With a good set of eyes, a flashlight, and some patience, you will visualize some coating bead (also called a rolling bank) phenomenon that you will also recognize in long form on the coated substrate on the other side of the slot die. Stagnant areas in the coating bead may coat fine for a while, but then the liquid can degrade because of lack of movement and develop coating defects.
What do you do if the coating bead looks horrible, but you need to be at the specific set points within the coating window. Peripheral energy and equipment can help.
Similar to the ability to effect surface energy, supporting and promoting the coating bead is a balancing act between substrate, fluid, and coating head. Surface energy treatment options can help, including corona, flame, or controlling electrostatic forces.

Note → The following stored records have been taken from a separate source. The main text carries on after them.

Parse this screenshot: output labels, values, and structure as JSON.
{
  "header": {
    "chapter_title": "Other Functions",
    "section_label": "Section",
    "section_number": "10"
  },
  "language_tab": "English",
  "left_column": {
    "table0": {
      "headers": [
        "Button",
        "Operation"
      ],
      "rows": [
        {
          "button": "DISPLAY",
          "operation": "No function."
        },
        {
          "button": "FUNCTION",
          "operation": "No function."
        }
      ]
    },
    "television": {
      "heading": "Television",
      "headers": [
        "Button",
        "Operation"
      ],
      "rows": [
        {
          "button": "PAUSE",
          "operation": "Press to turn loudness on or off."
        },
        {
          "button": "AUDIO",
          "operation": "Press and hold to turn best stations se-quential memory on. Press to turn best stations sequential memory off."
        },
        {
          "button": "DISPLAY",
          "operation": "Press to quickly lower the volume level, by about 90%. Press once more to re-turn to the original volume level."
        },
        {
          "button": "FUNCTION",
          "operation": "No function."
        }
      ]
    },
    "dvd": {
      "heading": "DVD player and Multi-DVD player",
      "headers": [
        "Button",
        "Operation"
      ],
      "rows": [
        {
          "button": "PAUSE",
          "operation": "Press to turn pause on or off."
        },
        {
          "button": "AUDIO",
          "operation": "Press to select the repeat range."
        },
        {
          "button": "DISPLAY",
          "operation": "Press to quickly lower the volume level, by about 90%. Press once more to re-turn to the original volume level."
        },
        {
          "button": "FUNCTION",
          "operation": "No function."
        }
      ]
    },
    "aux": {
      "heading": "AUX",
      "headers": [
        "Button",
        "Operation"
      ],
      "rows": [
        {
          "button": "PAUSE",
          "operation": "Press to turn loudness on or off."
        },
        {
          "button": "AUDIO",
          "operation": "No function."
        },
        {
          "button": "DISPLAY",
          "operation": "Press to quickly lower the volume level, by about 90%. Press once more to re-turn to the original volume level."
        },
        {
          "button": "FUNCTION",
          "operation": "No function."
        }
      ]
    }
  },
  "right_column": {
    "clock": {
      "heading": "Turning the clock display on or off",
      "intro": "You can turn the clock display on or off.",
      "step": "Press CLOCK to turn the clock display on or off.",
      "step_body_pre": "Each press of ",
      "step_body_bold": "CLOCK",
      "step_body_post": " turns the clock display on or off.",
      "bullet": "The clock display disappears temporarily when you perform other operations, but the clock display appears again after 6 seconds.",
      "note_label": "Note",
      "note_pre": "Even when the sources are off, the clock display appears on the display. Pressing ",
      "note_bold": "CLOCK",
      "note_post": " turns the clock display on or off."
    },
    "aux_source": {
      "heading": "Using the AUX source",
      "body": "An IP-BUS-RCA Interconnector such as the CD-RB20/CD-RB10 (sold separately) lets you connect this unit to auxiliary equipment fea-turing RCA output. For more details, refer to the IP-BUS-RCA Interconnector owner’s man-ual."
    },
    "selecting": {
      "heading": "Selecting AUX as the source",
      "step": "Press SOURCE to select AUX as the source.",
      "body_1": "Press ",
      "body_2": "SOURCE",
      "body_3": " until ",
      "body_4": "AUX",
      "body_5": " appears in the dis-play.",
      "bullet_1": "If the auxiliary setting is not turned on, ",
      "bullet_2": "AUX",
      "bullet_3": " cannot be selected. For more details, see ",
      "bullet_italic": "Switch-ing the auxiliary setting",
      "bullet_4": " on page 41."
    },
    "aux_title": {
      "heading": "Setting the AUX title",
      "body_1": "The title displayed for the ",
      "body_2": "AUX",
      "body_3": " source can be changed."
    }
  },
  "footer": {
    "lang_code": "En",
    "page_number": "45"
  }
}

The most common piece of equipment utilized to improve coating bead behavior is a vacuum box. This box seals against the slot die and the precision backing roll. A displacement of air and pressure differentiation cause the liquid to pin against the substrate better, and therefore reduce the effect of the air interface between the fluid and the substrate. This will improve the coating bead and reduce defects. In the opposite direction, if the coating bead is too large, then the line speed or pump needs to be altered to accommodate.
So when you setup the coating head and you are recording process conditions, make sure to take a look “under the hood” to verify that the coating bead looks solid and stable. It will be well worth your time.